━━ Data provided
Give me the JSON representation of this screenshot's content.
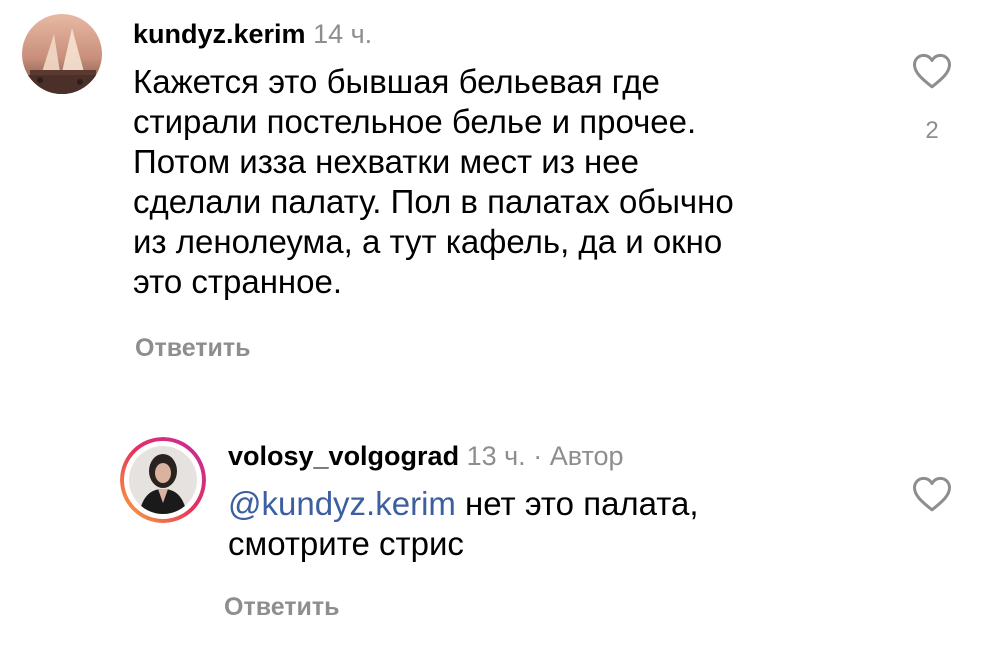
{
  "comments": [
    {
      "username": "kundyz.kerim",
      "time": "14 ч.",
      "text": "Кажется это бывшая бельевая где\nстирали постельное белье и прочее.\nПотом изза нехватки мест из нее\nсделали палату. Пол в палатах обычно\nиз ленолеума, а тут кафель, да и окно\nэто странное.",
      "reply_label": "Ответить",
      "likes": "2"
    },
    {
      "username": "volosy_volgograd",
      "time": "13 ч.",
      "separator": "·",
      "author_badge": "Автор",
      "mention": "@kundyz.kerim",
      "text_after_mention": " нет это палата,\nсмотрите стрис",
      "reply_label": "Ответить"
    }
  ],
  "icons": {
    "like": "heart-outline-icon"
  },
  "colors": {
    "username": "#000000",
    "secondary_text": "#8e8e8e",
    "mention": "#3d5fa0",
    "story_ring_start": "#f9a93b",
    "story_ring_end": "#c32aa3"
  }
}
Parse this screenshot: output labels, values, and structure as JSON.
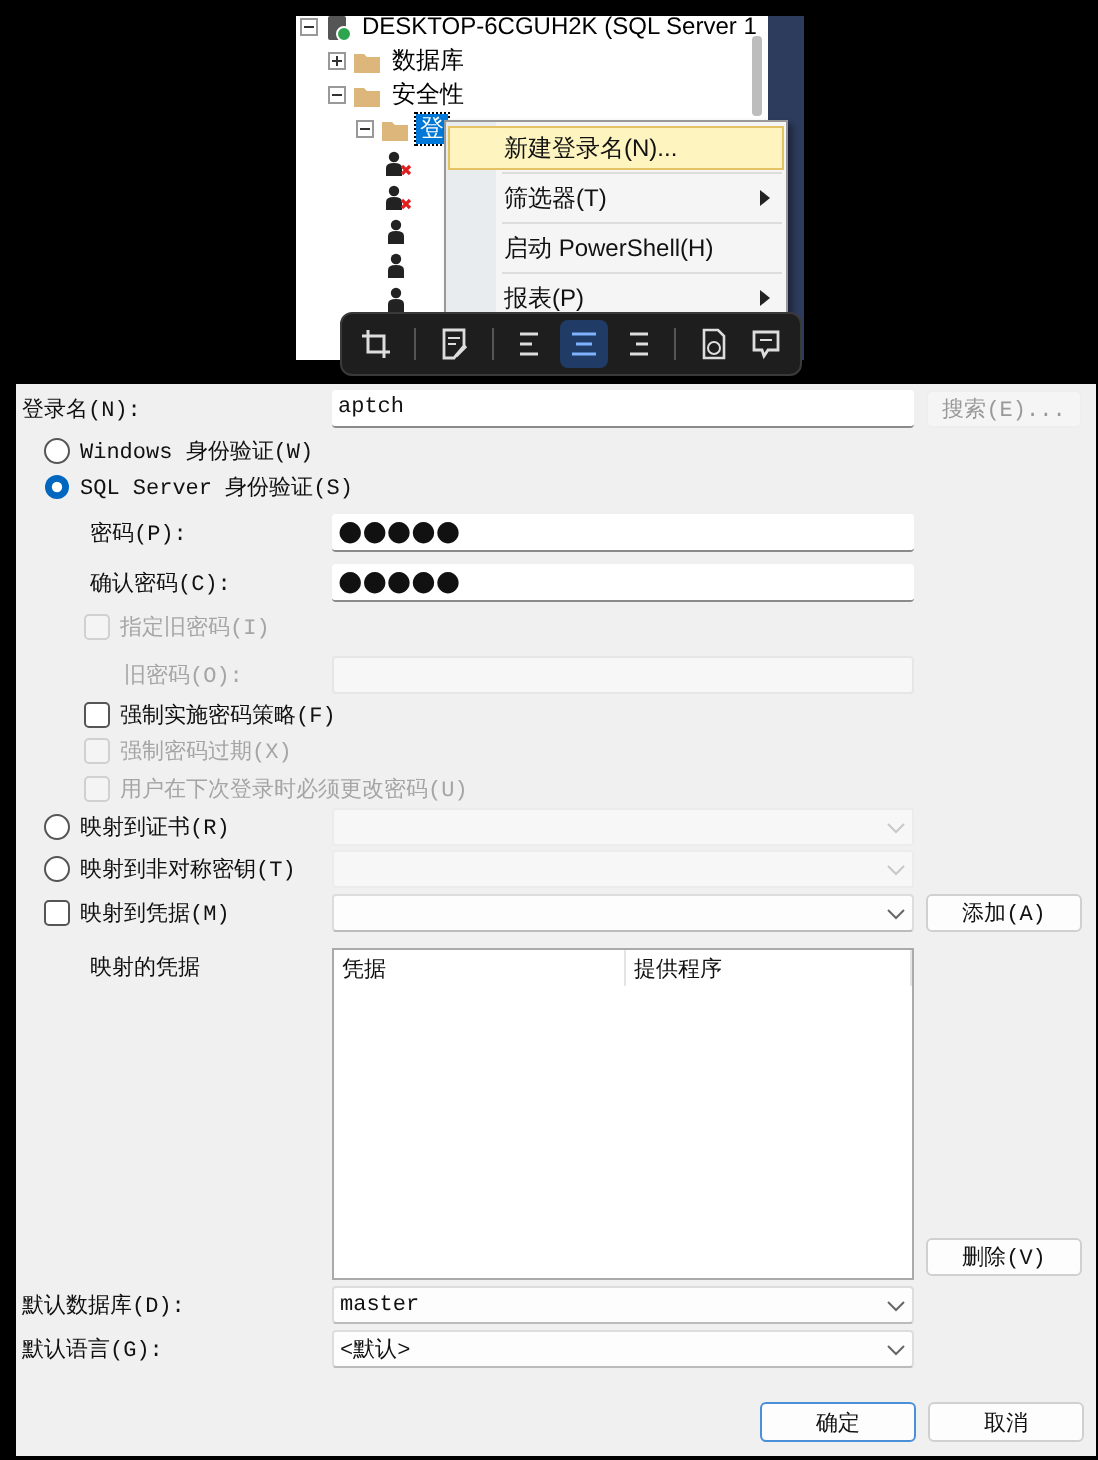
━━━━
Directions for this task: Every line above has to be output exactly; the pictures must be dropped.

Output of the exercise:
Give me the JSON representation of this screenshot's content.
{
  "comments": [
    {
      "username": "kundyz.kerim",
      "time": "14 ч.",
      "text": "Кажется это бывшая бельевая где\nстирали постельное белье и прочее.\nПотом изза нехватки мест из нее\nсделали палату. Пол в палатах обычно\nиз ленолеума, а тут кафель, да и окно\nэто странное.",
      "reply_label": "Ответить",
      "likes": "2"
    },
    {
      "username": "volosy_volgograd",
      "time": "13 ч.",
      "separator": "·",
      "author_badge": "Автор",
      "mention": "@kundyz.kerim",
      "text_after_mention": " нет это палата,\nсмотрите стрис",
      "reply_label": "Ответить"
    }
  ],
  "icons": {
    "like": "heart-outline-icon"
  },
  "colors": {
    "username": "#000000",
    "secondary_text": "#8e8e8e",
    "mention": "#3d5fa0",
    "story_ring_start": "#f9a93b",
    "story_ring_end": "#c32aa3"
  }
}
Parse this screenshot: output labels, values, and structure as JSON.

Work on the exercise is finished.